Page and application data records
──────────

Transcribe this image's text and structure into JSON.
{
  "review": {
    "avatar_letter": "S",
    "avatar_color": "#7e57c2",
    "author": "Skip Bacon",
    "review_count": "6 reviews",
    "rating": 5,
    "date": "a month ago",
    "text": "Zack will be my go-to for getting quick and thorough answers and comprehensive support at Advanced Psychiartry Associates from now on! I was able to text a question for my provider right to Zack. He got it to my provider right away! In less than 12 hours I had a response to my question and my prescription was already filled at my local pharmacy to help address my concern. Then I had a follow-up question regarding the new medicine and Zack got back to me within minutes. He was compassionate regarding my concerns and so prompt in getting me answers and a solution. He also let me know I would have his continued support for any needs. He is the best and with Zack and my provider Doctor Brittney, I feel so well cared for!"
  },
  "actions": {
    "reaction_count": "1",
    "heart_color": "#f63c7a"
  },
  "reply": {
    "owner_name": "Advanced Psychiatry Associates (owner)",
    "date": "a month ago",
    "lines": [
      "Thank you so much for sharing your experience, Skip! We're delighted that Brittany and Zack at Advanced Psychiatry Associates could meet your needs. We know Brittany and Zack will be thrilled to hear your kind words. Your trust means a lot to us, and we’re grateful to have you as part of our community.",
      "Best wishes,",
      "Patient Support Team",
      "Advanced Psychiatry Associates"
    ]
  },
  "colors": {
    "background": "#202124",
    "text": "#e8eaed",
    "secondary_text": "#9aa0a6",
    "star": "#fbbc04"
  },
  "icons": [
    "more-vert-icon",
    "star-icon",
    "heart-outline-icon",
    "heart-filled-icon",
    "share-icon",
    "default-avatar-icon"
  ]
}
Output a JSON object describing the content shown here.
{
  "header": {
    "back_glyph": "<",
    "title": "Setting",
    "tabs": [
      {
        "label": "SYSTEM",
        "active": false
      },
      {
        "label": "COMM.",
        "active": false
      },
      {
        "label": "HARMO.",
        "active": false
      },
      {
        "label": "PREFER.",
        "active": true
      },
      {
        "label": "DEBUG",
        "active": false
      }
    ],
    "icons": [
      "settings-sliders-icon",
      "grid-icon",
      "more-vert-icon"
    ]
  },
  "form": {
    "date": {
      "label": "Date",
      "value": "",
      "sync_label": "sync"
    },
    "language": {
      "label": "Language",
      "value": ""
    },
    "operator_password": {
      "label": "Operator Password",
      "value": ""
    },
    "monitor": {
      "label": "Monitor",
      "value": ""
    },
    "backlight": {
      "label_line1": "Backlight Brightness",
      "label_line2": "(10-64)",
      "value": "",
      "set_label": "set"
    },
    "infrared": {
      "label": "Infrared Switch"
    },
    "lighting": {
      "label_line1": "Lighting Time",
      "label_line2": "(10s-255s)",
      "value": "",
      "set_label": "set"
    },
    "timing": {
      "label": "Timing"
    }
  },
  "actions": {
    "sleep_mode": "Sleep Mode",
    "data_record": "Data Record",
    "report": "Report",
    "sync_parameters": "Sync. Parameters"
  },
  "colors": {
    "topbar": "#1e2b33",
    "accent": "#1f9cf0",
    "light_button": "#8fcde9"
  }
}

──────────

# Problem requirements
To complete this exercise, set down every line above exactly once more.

# Response to this exercise
Transcribe this image's text and structure into JSON.
{
  "review": {
    "avatar_letter": "S",
    "avatar_color": "#7e57c2",
    "author": "Skip Bacon",
    "review_count": "6 reviews",
    "rating": 5,
    "date": "a month ago",
    "text": "Zack will be my go-to for getting quick and thorough answers and comprehensive support at Advanced Psychiartry Associates from now on! I was able to text a question for my provider right to Zack. He got it to my provider right away! In less than 12 hours I had a response to my question and my prescription was already filled at my local pharmacy to help address my concern. Then I had a follow-up question regarding the new medicine and Zack got back to me within minutes. He was compassionate regarding my concerns and so prompt in getting me answers and a solution. He also let me know I would have his continued support for any needs. He is the best and with Zack and my provider Doctor Brittney, I feel so well cared for!"
  },
  "actions": {
    "reaction_count": "1",
    "heart_color": "#f63c7a"
  },
  "reply": {
    "owner_name": "Advanced Psychiatry Associates (owner)",
    "date": "a month ago",
    "lines": [
      "Thank you so much for sharing your experience, Skip! We're delighted that Brittany and Zack at Advanced Psychiatry Associates could meet your needs. We know Brittany and Zack will be thrilled to hear your kind words. Your trust means a lot to us, and we’re grateful to have you as part of our community.",
      "Best wishes,",
      "Patient Support Team",
      "Advanced Psychiatry Associates"
    ]
  },
  "colors": {
    "background": "#202124",
    "text": "#e8eaed",
    "secondary_text": "#9aa0a6",
    "star": "#fbbc04"
  },
  "icons": [
    "more-vert-icon",
    "star-icon",
    "heart-outline-icon",
    "heart-filled-icon",
    "share-icon",
    "default-avatar-icon"
  ]
}
Output a JSON object describing the content shown here.
{
  "header": {
    "back_glyph": "<",
    "title": "Setting",
    "tabs": [
      {
        "label": "SYSTEM",
        "active": false
      },
      {
        "label": "COMM.",
        "active": false
      },
      {
        "label": "HARMO.",
        "active": false
      },
      {
        "label": "PREFER.",
        "active": true
      },
      {
        "label": "DEBUG",
        "active": false
      }
    ],
    "icons": [
      "settings-sliders-icon",
      "grid-icon",
      "more-vert-icon"
    ]
  },
  "form": {
    "date": {
      "label": "Date",
      "value": "",
      "sync_label": "sync"
    },
    "language": {
      "label": "Language",
      "value": ""
    },
    "operator_password": {
      "label": "Operator Password",
      "value": ""
    },
    "monitor": {
      "label": "Monitor",
      "value": ""
    },
    "backlight": {
      "label_line1": "Backlight Brightness",
      "label_line2": "(10-64)",
      "value": "",
      "set_label": "set"
    },
    "infrared": {
      "label": "Infrared Switch"
    },
    "lighting": {
      "label_line1": "Lighting Time",
      "label_line2": "(10s-255s)",
      "value": "",
      "set_label": "set"
    },
    "timing": {
      "label": "Timing"
    }
  },
  "actions": {
    "sleep_mode": "Sleep Mode",
    "data_record": "Data Record",
    "report": "Report",
    "sync_parameters": "Sync. Parameters"
  },
  "colors": {
    "topbar": "#1e2b33",
    "accent": "#1f9cf0",
    "light_button": "#8fcde9"
  }
}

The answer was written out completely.